-- DATA UNDER STUDY follows --
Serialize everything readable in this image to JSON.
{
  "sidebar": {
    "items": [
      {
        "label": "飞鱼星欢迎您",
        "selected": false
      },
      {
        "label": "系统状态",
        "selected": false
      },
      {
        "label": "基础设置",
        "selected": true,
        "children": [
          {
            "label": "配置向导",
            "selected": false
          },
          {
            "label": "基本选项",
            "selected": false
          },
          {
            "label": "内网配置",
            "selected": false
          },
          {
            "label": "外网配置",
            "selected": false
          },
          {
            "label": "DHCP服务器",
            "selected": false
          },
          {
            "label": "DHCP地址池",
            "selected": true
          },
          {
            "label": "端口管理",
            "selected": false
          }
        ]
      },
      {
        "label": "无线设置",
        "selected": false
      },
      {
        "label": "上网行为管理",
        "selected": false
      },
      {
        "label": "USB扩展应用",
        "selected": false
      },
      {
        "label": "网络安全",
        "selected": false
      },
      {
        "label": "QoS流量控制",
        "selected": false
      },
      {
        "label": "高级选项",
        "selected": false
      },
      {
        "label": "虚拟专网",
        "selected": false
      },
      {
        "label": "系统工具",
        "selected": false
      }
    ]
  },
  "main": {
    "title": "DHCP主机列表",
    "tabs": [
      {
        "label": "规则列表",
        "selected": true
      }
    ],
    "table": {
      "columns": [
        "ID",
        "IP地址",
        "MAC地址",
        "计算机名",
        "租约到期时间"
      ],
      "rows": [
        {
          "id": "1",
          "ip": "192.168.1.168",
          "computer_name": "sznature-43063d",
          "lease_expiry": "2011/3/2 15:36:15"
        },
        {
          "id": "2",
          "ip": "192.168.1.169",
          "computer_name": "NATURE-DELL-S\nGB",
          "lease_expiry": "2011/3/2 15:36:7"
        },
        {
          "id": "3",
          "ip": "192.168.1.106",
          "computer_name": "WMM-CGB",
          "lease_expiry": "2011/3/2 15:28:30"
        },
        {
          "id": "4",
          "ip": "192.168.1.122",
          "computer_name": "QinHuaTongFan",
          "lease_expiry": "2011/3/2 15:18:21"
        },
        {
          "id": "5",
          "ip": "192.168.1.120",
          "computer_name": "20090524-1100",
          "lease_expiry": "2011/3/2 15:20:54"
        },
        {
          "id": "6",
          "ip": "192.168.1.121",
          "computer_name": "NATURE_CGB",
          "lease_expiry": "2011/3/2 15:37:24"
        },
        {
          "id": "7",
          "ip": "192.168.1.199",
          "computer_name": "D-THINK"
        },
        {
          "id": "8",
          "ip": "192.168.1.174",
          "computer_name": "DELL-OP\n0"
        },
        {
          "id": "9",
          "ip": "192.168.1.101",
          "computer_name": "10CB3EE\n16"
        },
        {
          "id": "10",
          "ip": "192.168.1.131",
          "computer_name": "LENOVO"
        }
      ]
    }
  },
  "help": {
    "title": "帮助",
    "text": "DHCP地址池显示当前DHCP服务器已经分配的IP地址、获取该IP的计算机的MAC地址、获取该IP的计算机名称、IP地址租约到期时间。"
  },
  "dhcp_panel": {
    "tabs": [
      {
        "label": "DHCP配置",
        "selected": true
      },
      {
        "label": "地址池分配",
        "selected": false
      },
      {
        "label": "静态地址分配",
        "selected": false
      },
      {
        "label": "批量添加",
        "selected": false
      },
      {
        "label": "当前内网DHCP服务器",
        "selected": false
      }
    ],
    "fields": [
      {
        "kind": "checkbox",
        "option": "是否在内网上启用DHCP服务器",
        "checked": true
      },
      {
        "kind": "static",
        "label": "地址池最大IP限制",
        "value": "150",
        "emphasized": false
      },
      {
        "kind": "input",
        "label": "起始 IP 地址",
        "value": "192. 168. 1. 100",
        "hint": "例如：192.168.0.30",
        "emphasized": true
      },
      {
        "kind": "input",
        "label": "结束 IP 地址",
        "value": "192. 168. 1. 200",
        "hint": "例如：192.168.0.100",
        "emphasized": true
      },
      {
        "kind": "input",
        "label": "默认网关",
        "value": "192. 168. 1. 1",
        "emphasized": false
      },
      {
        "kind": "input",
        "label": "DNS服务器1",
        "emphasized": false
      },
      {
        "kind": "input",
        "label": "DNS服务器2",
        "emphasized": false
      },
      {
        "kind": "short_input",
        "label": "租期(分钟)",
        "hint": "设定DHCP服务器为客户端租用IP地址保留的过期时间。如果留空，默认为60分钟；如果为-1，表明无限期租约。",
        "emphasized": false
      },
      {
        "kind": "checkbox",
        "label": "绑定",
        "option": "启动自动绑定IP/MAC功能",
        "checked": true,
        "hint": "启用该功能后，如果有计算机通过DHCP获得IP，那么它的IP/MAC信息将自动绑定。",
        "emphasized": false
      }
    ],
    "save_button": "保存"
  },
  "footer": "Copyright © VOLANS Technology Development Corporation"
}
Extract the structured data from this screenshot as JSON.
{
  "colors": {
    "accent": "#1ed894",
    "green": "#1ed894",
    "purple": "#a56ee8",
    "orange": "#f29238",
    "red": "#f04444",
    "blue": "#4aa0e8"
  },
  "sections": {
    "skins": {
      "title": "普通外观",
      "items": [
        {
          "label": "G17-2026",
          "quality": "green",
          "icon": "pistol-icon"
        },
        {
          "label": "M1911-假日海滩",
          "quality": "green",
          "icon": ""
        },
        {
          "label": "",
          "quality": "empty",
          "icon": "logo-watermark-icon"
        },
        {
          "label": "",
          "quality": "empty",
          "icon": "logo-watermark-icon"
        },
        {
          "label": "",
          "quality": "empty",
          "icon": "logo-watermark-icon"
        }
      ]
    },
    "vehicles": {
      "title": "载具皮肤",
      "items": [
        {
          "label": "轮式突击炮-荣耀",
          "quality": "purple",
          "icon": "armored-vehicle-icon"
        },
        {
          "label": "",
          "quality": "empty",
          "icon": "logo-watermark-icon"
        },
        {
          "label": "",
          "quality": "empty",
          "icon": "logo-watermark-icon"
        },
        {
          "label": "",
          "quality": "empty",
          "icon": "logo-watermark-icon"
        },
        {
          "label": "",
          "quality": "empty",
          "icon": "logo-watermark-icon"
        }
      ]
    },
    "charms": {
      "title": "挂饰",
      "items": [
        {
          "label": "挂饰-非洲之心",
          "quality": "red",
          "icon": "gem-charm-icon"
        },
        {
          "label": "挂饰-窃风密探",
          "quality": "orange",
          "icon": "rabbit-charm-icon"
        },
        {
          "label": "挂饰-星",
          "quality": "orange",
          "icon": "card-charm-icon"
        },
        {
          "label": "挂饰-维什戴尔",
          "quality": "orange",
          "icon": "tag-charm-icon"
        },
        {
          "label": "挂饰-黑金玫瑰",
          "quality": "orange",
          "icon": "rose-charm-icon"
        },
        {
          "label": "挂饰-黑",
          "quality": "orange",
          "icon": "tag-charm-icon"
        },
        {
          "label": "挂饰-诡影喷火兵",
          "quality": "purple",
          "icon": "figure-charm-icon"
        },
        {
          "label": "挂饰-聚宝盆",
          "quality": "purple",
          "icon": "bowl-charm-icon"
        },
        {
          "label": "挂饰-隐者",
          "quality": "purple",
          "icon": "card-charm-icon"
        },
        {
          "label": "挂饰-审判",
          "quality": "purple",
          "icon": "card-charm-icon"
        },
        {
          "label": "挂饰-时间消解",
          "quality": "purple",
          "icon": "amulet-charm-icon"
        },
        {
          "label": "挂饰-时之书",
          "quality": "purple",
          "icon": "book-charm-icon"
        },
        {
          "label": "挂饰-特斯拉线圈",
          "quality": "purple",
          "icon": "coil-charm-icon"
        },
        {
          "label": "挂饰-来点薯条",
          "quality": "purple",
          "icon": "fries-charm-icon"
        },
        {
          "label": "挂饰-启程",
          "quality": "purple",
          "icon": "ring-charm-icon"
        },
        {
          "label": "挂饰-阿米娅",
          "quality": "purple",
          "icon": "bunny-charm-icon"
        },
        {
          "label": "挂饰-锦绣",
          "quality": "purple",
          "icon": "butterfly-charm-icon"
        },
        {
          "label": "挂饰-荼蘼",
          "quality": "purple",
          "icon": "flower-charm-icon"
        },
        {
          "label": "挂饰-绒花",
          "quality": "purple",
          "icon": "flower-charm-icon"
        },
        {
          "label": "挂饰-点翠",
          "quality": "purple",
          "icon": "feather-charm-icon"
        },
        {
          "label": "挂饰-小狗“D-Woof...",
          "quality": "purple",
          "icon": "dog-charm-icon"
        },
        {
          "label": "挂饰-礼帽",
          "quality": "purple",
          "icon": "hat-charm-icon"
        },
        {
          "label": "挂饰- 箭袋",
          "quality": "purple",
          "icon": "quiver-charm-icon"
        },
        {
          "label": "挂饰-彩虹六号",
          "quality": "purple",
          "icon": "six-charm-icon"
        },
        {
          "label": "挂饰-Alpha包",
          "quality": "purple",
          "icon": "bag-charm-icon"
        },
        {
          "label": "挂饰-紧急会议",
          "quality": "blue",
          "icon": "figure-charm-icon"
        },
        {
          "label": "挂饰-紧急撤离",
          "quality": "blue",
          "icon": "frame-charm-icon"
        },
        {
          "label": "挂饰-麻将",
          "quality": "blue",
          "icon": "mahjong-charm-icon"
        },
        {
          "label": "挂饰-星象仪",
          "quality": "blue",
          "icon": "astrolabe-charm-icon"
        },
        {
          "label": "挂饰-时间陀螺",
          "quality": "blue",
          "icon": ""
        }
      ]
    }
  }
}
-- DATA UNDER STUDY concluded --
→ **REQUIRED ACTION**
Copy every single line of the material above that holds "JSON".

→ **RESULT FOR THIS EXERCISE**
Serialize everything readable in this image to JSON.
Extract the structured data from this screenshot as JSON.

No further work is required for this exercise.